● **Exercise description**: If a line in the data below contains the word "content", copy it out.
==========
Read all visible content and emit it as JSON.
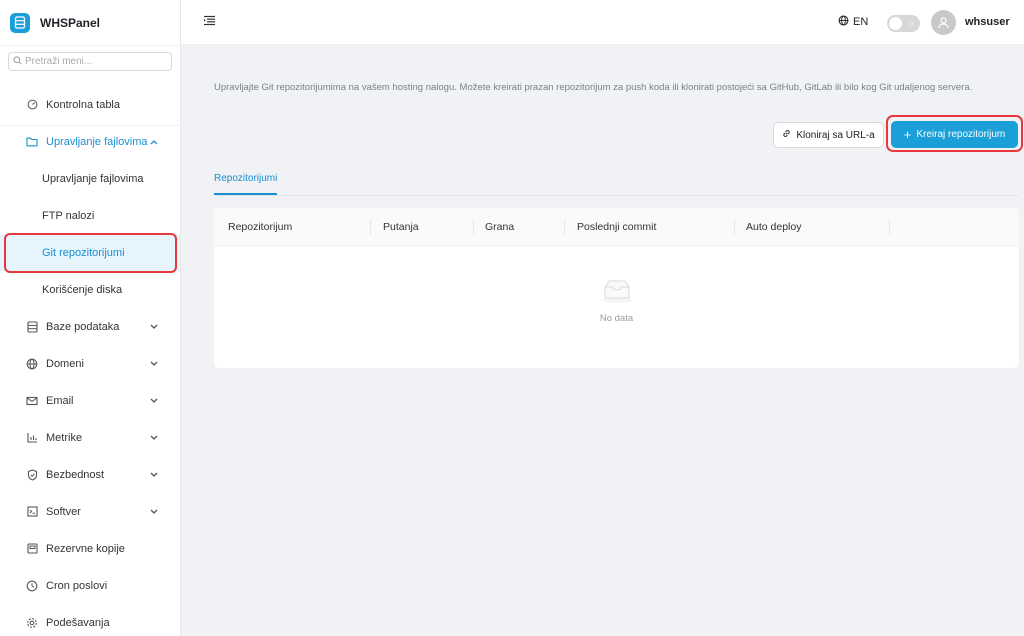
{
  "brand": {
    "name": "WHSPanel",
    "color": "#1a9fd9"
  },
  "search": {
    "placeholder": "Pretraži meni..."
  },
  "sidebar": {
    "items": [
      {
        "label": "Kontrolna tabla",
        "icon": "dashboard-icon"
      },
      {
        "label": "Upravljanje fajlovima",
        "icon": "folder-icon",
        "expanded": true,
        "children": [
          {
            "label": "Upravljanje fajlovima"
          },
          {
            "label": "FTP nalozi"
          },
          {
            "label": "Git repozitorijumi",
            "active": true
          },
          {
            "label": "Korišćenje diska"
          }
        ]
      },
      {
        "label": "Baze podataka",
        "icon": "database-icon"
      },
      {
        "label": "Domeni",
        "icon": "globe-icon"
      },
      {
        "label": "Email",
        "icon": "mail-icon"
      },
      {
        "label": "Metrike",
        "icon": "chart-icon"
      },
      {
        "label": "Bezbednost",
        "icon": "shield-icon"
      },
      {
        "label": "Softver",
        "icon": "terminal-icon"
      },
      {
        "label": "Rezervne kopije",
        "icon": "backup-icon"
      },
      {
        "label": "Cron poslovi",
        "icon": "clock-icon"
      },
      {
        "label": "Podešavanja",
        "icon": "gear-icon"
      }
    ]
  },
  "header": {
    "language": "EN",
    "username": "whsuser"
  },
  "main": {
    "description": "Upravljajte Git repozitorijumima na vašem hosting nalogu. Možete kreirati prazan repozitorijum za push koda ili klonirati postojeći sa GitHub, GitLab ili bilo kog Git udaljenog servera.",
    "clone_label": "Kloniraj sa URL-a",
    "create_label": "Kreiraj repozitorijum",
    "tab_label": "Repozitorijumi",
    "columns": [
      "Repozitorijum",
      "Putanja",
      "Grana",
      "Poslednji commit",
      "Auto deploy"
    ],
    "empty_text": "No data"
  },
  "colors": {
    "accent": "#1a9fd9",
    "highlight": "#e8383d"
  }
}
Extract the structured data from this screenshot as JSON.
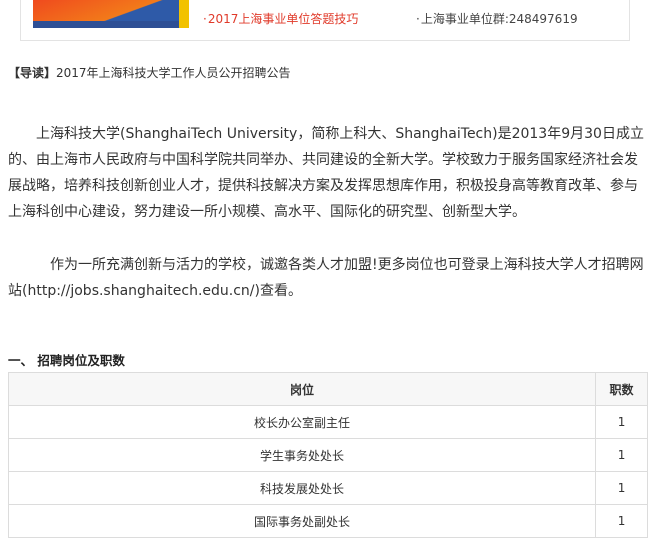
{
  "top_strip": {
    "promo_link": "2017上海事业单位答题技巧",
    "group_label": "上海事业单位群:248497619"
  },
  "lead": {
    "tag": "【导读】",
    "text": "2017年上海科技大学工作人员公开招聘公告"
  },
  "paragraphs": [
    "上海科技大学(ShanghaiTech University，简称上科大、ShanghaiTech)是2013年9月30日成立的、由上海市人民政府与中国科学院共同举办、共同建设的全新大学。学校致力于服务国家经济社会发展战略，培养科技创新创业人才，提供科技解决方案及发挥思想库作用，积极投身高等教育改革、参与上海科创中心建设，努力建设一所小规模、高水平、国际化的研究型、创新型大学。",
    "作为一所充满创新与活力的学校，诚邀各类人才加盟!更多岗位也可登录上海科技大学人才招聘网站(http://jobs.shanghaitech.edu.cn/)查看。"
  ],
  "section": {
    "title": "一、 招聘岗位及职数"
  },
  "table": {
    "headers": [
      "岗位",
      "职数"
    ],
    "rows": [
      [
        "校长办公室副主任",
        "1"
      ],
      [
        "学生事务处处长",
        "1"
      ],
      [
        "科技发展处处长",
        "1"
      ],
      [
        "国际事务处副处长",
        "1"
      ]
    ]
  },
  "colors": {
    "promo_link": "#e03a2a",
    "banner_orange": "#f04a1e",
    "banner_blue": "#2e5aa8"
  }
}
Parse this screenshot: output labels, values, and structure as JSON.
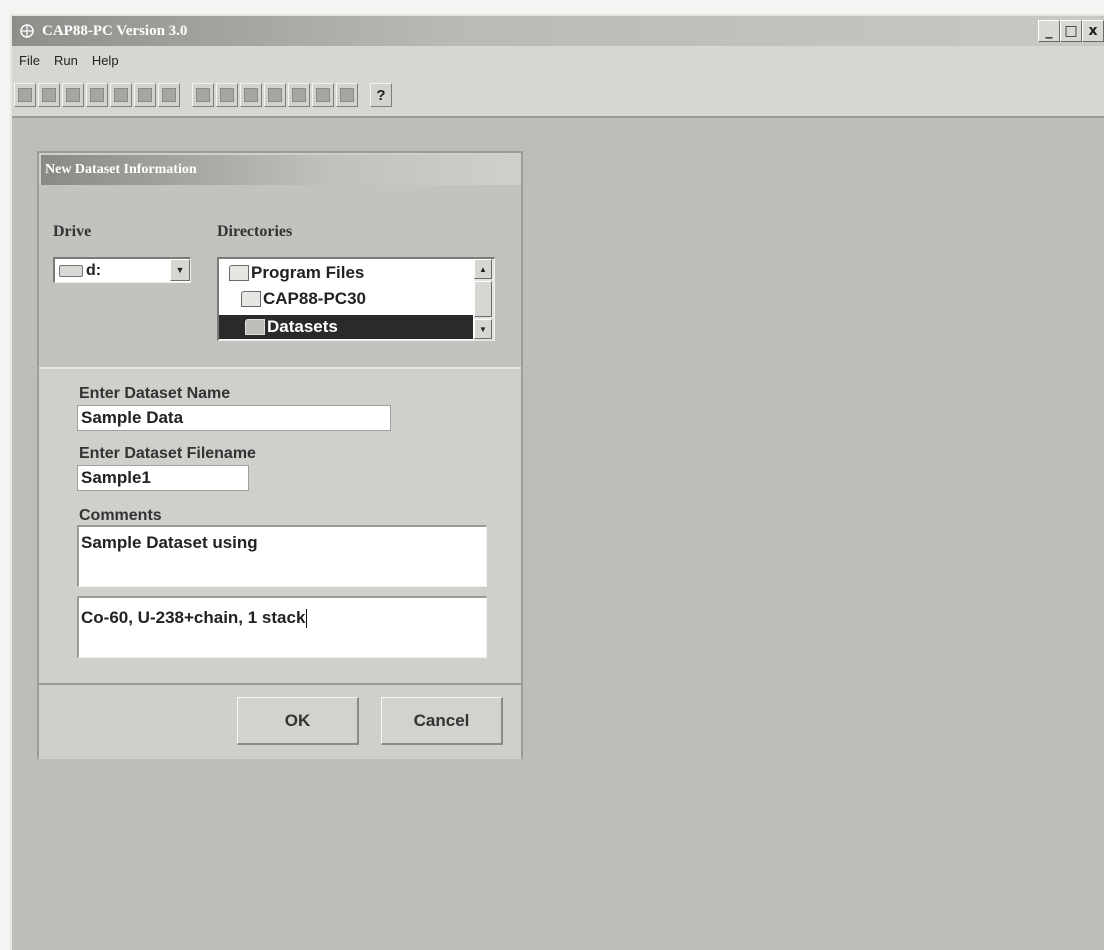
{
  "window": {
    "title": "CAP88-PC Version 3.0",
    "controls": {
      "minimize": "_",
      "maximize": "□",
      "close": "x"
    }
  },
  "menu": {
    "items": [
      {
        "label": "File"
      },
      {
        "label": "Run"
      },
      {
        "label": "Help"
      }
    ]
  },
  "toolbar": {
    "help_label": "?"
  },
  "dialog": {
    "title": "New Dataset Information",
    "drive_label": "Drive",
    "drive_value": "d:",
    "directories_label": "Directories",
    "directories": [
      {
        "label": "Program Files"
      },
      {
        "label": "CAP88-PC30"
      },
      {
        "label": "Datasets",
        "selected": true
      }
    ],
    "dataset_name_label": "Enter Dataset Name",
    "dataset_name_value": "Sample Data",
    "dataset_filename_label": "Enter Dataset Filename",
    "dataset_filename_value": "Sample1",
    "comments_label": "Comments",
    "comment_line_1": "Sample Dataset using",
    "comment_line_2": "Co-60, U-238+chain, 1 stack",
    "ok_label": "OK",
    "cancel_label": "Cancel"
  }
}
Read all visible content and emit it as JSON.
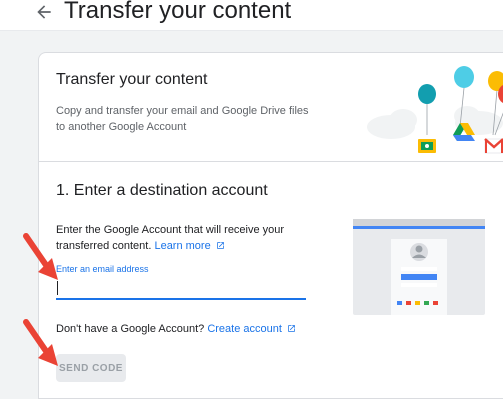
{
  "header": {
    "title": "Transfer your content"
  },
  "intro": {
    "title": "Transfer your content",
    "description": "Copy and transfer your email and Google Drive files to another Google Account"
  },
  "step": {
    "title": "1. Enter a destination account",
    "instruction": "Enter the Google Account that will receive your transferred content.",
    "learn_more": "Learn more",
    "email_label": "Enter an email address",
    "email_value": "",
    "no_account_text": "Don't have a Google Account?",
    "create_account": "Create account",
    "send_code_label": "SEND CODE"
  },
  "colors": {
    "accent": "#1a73e8",
    "arrow": "#ea4335",
    "disabled_button_bg": "#e8eaed",
    "disabled_button_text": "#9aa0a6"
  },
  "icons": [
    "back-arrow-icon",
    "external-link-icon",
    "google-classroom-icon",
    "google-drive-icon",
    "gmail-icon",
    "balloon-icon",
    "cloud-icon",
    "avatar-icon"
  ]
}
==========
● **Your response**:
Read all visible content and emit it as JSON.
Read all visible content and emit it as JSON.
    "title": "Transfer your content"
    "title": "Transfer your content",
    "instruction": "Enter the Google Account that will receive your transferred content.",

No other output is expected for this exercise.